“I knew I needed more structured help to quit drinking, so I decided to go to rehab. At first, I was nervous and felt out of my element. But as I got to know the other people in my group and started participating in therapy and support groups, I felt more and more confident in my decision to quit. The staff was incredibly supportive and helped me through the tough times. By the end of my stay, I felt like a completely different person and was ready to face life without alcohol.” -anonymous
Common programs available that help with alcoholism:
Inpatient rehab is a comprehensive treatment program that provides 24/7 support and care for individuals struggling with alcohol addiction. This option is ideal for individuals who have a severe addiction, have struggled to quit drinking on their own, or have co-occurring mental health conditions that require additional support and care.
Outpatient rehab is a less intensive option that allows individuals to live at home while participating in treatment. This option may be suitable for individuals with less severe addictions or those who have a strong support system in place at home.
Alcohol detox is the first step in the recovery process and involves safely withdrawing from alcohol and managing any associated withdrawal symptoms. Detox is typically done on an outpatient basis and may be a suitable option for individuals with mild addictions who are able to quit drinking with the help of medication and support from loved ones.

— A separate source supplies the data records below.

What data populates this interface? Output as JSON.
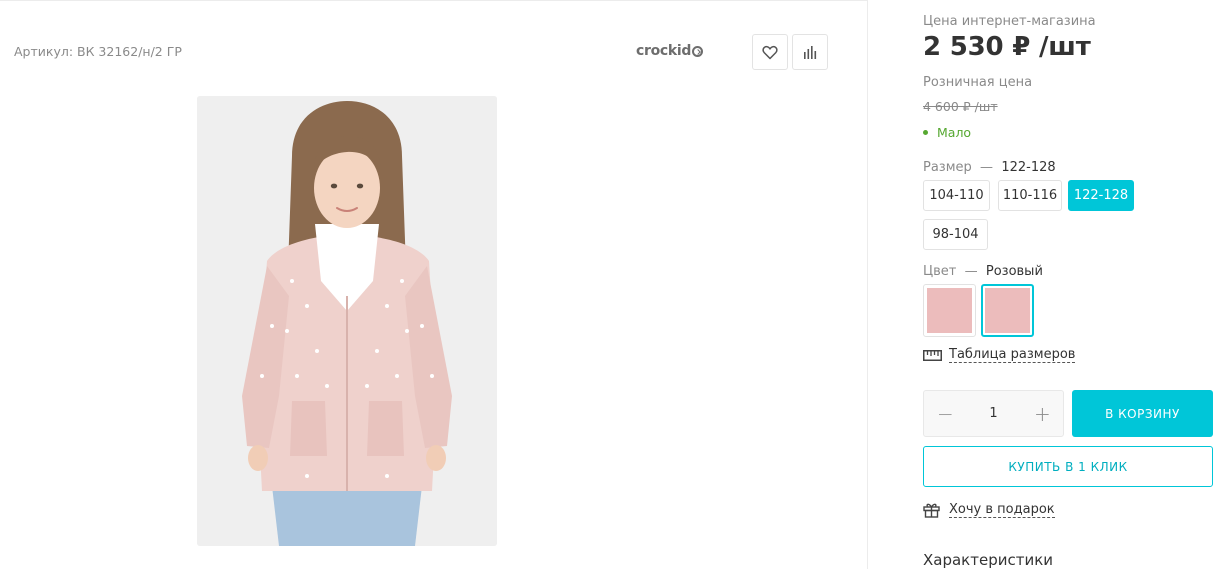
{
  "product": {
    "article": "Артикул: ВК 32162/н/2 ГР",
    "brand_name": "crockid"
  },
  "pricing": {
    "online_label": "Цена интернет-магазина",
    "online_price": "2 530 ₽ /шт",
    "retail_label": "Розничная цена",
    "retail_price": "4 600 ₽ /шт",
    "stock_status": "Мало",
    "stock_color": "#56a831"
  },
  "size": {
    "label": "Размер",
    "separator": "—",
    "selected": "122-128",
    "options": [
      "104-110",
      "110-116",
      "122-128",
      "98-104"
    ]
  },
  "color": {
    "label": "Цвет",
    "separator": "—",
    "selected": "Розовый",
    "swatch_color": "#ecbcbc"
  },
  "size_table_link": "Таблица размеров",
  "quantity": {
    "value": "1",
    "minus": "−",
    "plus": "+"
  },
  "buttons": {
    "add_to_cart": "В КОРЗИНУ",
    "buy_one_click": "КУПИТЬ В 1 КЛИК"
  },
  "gift_link": "Хочу в подарок",
  "specs_heading": "Характеристики",
  "theme": {
    "accent": "#00c6d8",
    "text": "#333333",
    "muted": "#8a8a8a"
  },
  "icons": [
    "heart-icon",
    "bar-chart-icon",
    "ruler-icon",
    "gift-icon"
  ]
}
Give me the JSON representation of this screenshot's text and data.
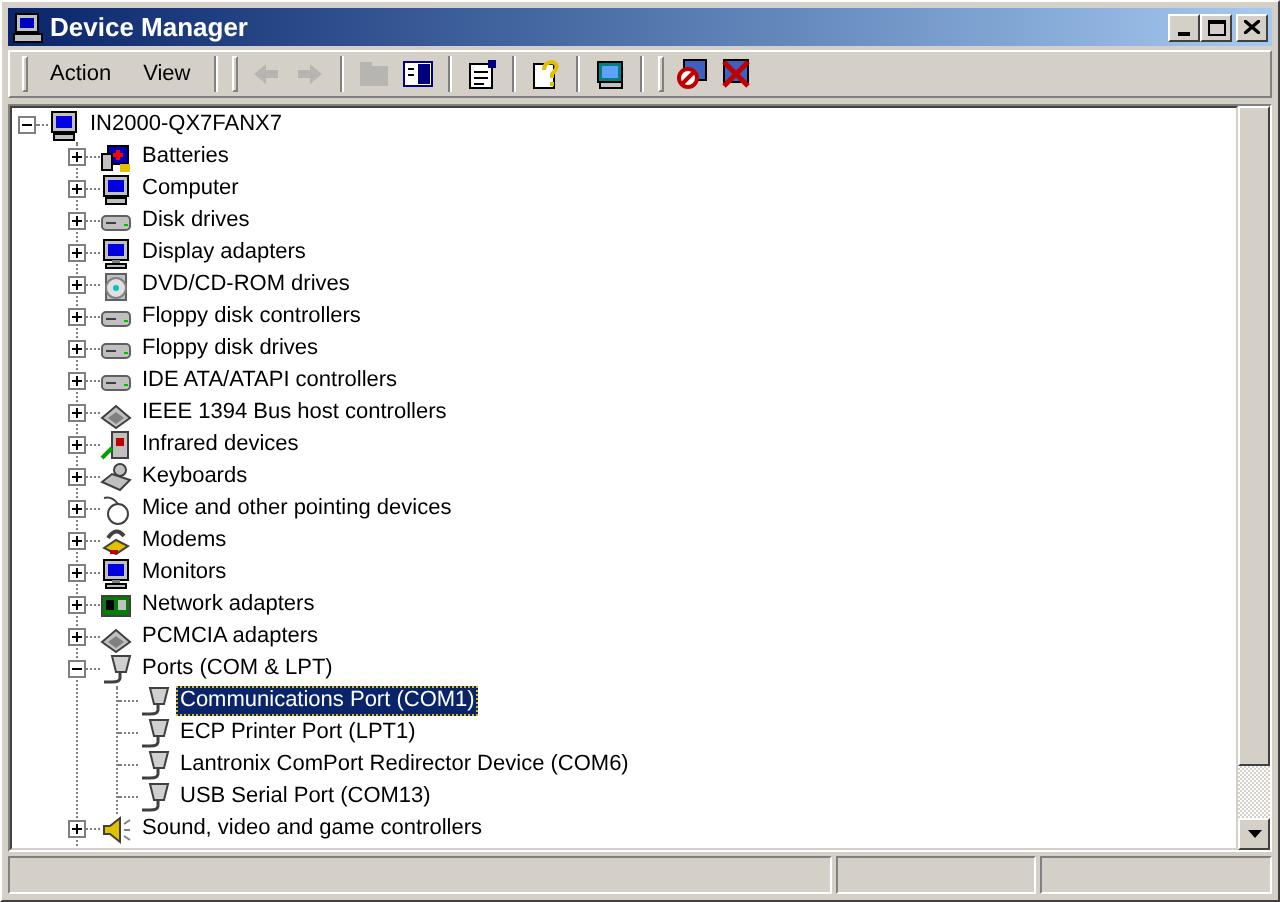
{
  "window": {
    "title": "Device Manager"
  },
  "menu": [
    {
      "label": "Action"
    },
    {
      "label": "View"
    }
  ],
  "toolbar": [
    [
      {
        "disabled": true
      },
      {
        "disabled": true
      }
    ],
    [
      {
        "disabled": true
      },
      {
        "disabled": false
      }
    ],
    [
      {
        "disabled": false
      }
    ],
    [
      {
        "disabled": false
      }
    ],
    [
      {
        "disabled": false
      }
    ],
    [
      {
        "disabled": false
      },
      {
        "disabled": false
      }
    ]
  ],
  "tree": {
    "label": "IN2000-QX7FANX7",
    "expanded": true,
    "selected": false,
    "children": [
      {
        "label": "Batteries",
        "expanded": false,
        "selected": false
      },
      {
        "label": "Computer",
        "expanded": false,
        "selected": false
      },
      {
        "label": "Disk drives",
        "expanded": false,
        "selected": false
      },
      {
        "label": "Display adapters",
        "expanded": false,
        "selected": false
      },
      {
        "label": "DVD/CD-ROM drives",
        "expanded": false,
        "selected": false
      },
      {
        "label": "Floppy disk controllers",
        "expanded": false,
        "selected": false
      },
      {
        "label": "Floppy disk drives",
        "expanded": false,
        "selected": false
      },
      {
        "label": "IDE ATA/ATAPI controllers",
        "expanded": false,
        "selected": false
      },
      {
        "label": "IEEE 1394 Bus host controllers",
        "expanded": false,
        "selected": false
      },
      {
        "label": "Infrared devices",
        "expanded": false,
        "selected": false
      },
      {
        "label": "Keyboards",
        "expanded": false,
        "selected": false
      },
      {
        "label": "Mice and other pointing devices",
        "expanded": false,
        "selected": false
      },
      {
        "label": "Modems",
        "expanded": false,
        "selected": false
      },
      {
        "label": "Monitors",
        "expanded": false,
        "selected": false
      },
      {
        "label": "Network adapters",
        "expanded": false,
        "selected": false
      },
      {
        "label": "PCMCIA adapters",
        "expanded": false,
        "selected": false
      },
      {
        "label": "Ports (COM & LPT)",
        "expanded": true,
        "selected": false,
        "children": [
          {
            "label": "Communications Port (COM1)",
            "selected": true
          },
          {
            "label": "ECP Printer Port (LPT1)",
            "selected": false
          },
          {
            "label": "Lantronix ComPort Redirector Device (COM6)",
            "selected": false
          },
          {
            "label": "USB Serial Port (COM13)",
            "selected": false
          }
        ]
      },
      {
        "label": "Sound, video and game controllers",
        "expanded": false,
        "selected": false
      }
    ]
  }
}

Alcoholism is a serious condition that can have a major impact on an individual’s life and the lives of those around them. Quitting alcohol can be difficult, but with the right support and treatment, it is possible to achieve sobriety and live a healthier and happier life. If you or someone you know is struggling with alcohol addiction, seek help from a medical professional. Remember, recovery is possible and it starts with taking the first step.

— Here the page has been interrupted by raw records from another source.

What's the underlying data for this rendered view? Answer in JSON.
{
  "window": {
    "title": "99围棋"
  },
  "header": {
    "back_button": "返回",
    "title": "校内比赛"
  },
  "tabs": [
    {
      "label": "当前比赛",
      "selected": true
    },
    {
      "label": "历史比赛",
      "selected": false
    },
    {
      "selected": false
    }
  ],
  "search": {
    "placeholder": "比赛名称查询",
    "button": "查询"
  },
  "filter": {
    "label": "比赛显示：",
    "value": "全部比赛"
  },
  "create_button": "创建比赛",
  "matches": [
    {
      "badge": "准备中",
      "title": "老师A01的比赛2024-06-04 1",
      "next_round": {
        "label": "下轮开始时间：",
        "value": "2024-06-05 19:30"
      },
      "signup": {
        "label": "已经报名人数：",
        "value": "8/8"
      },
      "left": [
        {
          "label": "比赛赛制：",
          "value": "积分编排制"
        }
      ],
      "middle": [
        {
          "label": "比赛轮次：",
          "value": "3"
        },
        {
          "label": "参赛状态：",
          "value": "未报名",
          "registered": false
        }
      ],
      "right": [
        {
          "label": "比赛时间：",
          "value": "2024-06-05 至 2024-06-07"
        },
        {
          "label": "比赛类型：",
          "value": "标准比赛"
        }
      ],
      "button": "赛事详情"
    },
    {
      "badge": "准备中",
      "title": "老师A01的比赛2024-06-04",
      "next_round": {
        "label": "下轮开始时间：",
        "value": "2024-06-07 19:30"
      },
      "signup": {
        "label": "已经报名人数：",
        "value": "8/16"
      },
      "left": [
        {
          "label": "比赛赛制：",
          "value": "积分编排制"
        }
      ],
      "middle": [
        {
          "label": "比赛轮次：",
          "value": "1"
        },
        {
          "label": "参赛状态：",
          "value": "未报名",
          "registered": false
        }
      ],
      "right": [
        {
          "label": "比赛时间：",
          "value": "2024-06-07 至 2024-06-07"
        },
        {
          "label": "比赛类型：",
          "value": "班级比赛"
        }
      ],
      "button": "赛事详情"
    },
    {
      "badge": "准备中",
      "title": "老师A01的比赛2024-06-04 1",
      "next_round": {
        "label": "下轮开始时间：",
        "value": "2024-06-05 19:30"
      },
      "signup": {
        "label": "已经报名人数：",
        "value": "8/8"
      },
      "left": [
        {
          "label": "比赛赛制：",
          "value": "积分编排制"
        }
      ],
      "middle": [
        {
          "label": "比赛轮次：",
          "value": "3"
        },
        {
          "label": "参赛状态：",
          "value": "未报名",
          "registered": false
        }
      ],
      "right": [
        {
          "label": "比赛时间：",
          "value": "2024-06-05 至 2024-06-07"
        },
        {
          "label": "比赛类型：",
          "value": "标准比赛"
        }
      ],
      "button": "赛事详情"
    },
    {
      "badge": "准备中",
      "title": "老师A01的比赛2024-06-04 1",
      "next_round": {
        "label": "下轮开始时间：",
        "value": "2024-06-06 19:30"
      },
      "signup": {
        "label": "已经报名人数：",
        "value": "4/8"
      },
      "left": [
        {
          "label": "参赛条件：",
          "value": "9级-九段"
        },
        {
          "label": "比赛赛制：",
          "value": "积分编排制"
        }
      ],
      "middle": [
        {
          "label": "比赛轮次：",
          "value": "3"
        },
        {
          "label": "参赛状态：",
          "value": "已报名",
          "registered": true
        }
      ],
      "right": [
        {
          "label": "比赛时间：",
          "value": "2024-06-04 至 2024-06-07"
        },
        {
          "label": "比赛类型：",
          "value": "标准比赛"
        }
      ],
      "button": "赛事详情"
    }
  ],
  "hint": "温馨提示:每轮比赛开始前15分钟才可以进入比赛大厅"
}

It is recommended no matter what route you choose that you reach out to a medical professional. Additionally, you can contact a free confidential addiction treatment hotline or the national help hotline to get information on programs available to you.
“SAMHSA’s National Helpline | SAMHSA – Substance Abuse and Mental Health Services Administration.” SAMHSA’s National Helpline | SAMHSA, 30 Aug. 2022, www.samhsa.gov/find-help/national-helpline
“Delirium Tremens (DTs): Severe Alcohol Withdrawal.” WebMD, 3 Sept. 2022, www.webmd.com/mental-health/addiction/delirium-tremens.
“How to Taper off Alcohol – Orlando Recovery Center.” Orlando Recovery Center, www.orlandorecovery.com/drug-addiction-resources/alcohol/how-to-taper-off-alcohol. Accessed 1 Feb. 2023.show less